Now, one might wonder what that has to do with anything: this fatwa concerned ISIS and Al-Qaeda, not gender. But I believe that the two are linked. In male-dominated traditional societies, women can stand in for the ultimate Other, that which must be controlled and dominated. Hyper-masculinism means great propensity to violence, or as a professor of mine once put it, “when it comes to violent crime, women are just not doing their fair share.” The one thing that virtually all terrorists have in common is not their religion, or their culture, or their class background, but rather their sex.

Put another way, Islamic terror will not cease until women in the Umma are empowered and equal. And this applies to all terror. It may not be a sufficient condition — Communist China early on adopted formal norms of gender equality and Maoist rule might have been the most brutal of the 20th century, which is saying a lot — but it is a necessary one. For my own faith, it is surely no accident that the religious settlers who have committed the worst terror against Palestinians are also the ones who hold the most retrograde views on gender.
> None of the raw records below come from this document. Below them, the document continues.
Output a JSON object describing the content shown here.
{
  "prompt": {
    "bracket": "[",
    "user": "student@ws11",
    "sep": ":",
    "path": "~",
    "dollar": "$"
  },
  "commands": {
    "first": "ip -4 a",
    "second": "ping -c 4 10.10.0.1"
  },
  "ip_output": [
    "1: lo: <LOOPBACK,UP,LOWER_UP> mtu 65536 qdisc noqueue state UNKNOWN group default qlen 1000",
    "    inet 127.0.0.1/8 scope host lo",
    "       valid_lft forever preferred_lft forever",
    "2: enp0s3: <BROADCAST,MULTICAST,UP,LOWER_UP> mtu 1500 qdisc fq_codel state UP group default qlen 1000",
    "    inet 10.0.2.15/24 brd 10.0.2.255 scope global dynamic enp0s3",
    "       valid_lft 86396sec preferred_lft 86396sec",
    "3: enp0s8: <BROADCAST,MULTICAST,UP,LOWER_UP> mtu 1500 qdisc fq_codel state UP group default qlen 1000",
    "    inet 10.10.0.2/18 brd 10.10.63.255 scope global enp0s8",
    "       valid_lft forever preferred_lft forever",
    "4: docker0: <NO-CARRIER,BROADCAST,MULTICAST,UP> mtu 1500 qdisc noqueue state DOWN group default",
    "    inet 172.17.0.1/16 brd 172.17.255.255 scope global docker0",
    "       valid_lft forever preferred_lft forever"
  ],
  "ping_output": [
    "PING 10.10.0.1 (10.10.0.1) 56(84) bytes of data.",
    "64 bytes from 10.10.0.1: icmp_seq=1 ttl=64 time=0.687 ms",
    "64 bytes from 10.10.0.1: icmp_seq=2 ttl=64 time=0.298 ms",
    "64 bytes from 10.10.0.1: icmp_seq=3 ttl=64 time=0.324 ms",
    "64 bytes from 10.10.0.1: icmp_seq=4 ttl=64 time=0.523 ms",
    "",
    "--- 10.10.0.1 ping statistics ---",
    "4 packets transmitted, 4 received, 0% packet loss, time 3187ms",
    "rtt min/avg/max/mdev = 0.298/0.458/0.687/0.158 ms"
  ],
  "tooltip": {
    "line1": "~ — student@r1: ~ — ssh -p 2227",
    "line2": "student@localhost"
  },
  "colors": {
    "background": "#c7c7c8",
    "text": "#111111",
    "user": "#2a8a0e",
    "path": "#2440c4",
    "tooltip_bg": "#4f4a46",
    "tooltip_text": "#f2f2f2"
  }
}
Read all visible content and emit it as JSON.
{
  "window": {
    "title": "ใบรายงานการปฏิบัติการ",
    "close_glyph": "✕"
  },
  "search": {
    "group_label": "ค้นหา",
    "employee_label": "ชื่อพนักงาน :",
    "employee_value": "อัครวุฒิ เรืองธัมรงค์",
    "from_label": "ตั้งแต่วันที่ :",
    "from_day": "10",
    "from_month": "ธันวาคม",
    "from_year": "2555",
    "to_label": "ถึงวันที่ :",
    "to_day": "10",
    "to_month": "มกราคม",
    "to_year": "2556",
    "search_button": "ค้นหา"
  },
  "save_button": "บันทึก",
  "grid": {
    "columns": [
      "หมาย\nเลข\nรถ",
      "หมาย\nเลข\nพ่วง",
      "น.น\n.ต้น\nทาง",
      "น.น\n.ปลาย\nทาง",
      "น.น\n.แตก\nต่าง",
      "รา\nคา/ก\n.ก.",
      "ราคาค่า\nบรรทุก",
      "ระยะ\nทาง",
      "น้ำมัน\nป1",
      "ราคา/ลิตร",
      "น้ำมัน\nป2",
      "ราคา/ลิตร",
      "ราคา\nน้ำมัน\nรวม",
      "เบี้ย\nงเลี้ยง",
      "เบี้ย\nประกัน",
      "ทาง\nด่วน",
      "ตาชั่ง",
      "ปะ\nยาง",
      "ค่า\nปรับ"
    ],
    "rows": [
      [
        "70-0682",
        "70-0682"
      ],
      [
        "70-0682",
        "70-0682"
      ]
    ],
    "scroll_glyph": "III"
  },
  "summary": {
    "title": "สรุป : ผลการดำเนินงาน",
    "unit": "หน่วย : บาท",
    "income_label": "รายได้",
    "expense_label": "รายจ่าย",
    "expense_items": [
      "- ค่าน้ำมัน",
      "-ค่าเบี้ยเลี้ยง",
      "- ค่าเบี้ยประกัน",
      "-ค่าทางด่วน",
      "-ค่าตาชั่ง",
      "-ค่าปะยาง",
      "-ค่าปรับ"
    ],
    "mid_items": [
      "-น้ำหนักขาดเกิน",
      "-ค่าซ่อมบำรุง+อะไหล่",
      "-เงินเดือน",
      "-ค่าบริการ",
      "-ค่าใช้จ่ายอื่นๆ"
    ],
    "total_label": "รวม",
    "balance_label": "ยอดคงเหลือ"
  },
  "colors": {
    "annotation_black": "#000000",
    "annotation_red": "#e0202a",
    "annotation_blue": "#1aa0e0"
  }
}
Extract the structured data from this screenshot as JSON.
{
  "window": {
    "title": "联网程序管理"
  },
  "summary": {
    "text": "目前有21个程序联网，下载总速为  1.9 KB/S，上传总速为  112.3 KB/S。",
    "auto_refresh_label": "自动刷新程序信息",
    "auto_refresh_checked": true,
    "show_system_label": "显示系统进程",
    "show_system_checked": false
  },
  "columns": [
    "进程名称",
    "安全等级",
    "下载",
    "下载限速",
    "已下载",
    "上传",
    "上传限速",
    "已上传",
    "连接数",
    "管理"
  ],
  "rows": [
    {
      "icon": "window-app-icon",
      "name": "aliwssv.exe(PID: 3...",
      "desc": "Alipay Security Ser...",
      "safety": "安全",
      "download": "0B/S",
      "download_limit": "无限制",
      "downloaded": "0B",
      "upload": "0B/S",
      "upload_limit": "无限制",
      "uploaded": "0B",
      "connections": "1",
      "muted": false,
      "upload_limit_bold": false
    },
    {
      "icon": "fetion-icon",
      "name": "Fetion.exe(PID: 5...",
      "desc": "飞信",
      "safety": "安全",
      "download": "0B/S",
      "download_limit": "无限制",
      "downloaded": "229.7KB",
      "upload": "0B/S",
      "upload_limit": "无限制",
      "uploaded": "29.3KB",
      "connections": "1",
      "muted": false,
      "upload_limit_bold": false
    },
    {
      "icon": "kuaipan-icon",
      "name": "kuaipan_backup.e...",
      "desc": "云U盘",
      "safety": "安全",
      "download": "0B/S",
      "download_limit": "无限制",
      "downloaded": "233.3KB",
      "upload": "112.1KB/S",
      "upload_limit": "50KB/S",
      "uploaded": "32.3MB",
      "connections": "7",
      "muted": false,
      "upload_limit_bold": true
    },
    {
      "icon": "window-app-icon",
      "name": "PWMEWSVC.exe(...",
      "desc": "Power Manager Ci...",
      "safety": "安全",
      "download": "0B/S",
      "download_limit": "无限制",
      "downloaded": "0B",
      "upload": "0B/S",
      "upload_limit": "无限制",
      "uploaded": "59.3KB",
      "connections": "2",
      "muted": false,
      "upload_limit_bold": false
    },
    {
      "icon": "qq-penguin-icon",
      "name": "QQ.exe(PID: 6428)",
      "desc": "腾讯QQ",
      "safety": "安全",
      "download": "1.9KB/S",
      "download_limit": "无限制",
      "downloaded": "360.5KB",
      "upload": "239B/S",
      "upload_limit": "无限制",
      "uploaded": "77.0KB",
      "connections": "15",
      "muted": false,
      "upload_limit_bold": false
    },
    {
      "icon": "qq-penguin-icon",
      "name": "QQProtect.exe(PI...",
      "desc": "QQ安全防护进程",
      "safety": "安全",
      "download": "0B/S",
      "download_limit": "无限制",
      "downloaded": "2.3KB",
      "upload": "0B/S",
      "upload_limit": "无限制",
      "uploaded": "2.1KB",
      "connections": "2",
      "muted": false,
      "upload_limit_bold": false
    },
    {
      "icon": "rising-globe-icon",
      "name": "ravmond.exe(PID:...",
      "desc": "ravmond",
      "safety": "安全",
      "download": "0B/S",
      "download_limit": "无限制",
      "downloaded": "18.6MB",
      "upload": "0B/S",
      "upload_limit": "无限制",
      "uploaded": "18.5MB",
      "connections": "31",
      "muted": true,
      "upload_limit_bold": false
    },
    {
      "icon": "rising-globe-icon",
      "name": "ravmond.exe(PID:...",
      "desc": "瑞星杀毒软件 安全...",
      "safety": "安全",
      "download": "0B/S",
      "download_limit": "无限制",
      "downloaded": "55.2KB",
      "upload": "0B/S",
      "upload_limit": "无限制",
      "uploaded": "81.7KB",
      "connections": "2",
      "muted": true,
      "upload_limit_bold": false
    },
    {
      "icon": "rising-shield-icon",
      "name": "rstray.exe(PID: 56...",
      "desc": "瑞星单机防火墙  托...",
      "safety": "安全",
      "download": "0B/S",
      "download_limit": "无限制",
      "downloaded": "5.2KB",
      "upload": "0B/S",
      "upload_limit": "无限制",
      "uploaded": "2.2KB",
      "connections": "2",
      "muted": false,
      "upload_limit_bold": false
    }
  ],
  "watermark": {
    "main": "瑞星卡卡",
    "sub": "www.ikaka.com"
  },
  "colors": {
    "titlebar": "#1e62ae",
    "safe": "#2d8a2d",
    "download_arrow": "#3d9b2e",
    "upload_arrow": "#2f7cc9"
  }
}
So while it is great that we hear condemnations of terrorism from imams, my follow up question is: how are you personally, in your practice and in your work, fighting for gender equality with Islam? What do you tell your followers about Qu’ran 4:34? Because if that answer is a shrug of the shoulders, or an uncomprehending stare, it isn’t good enough.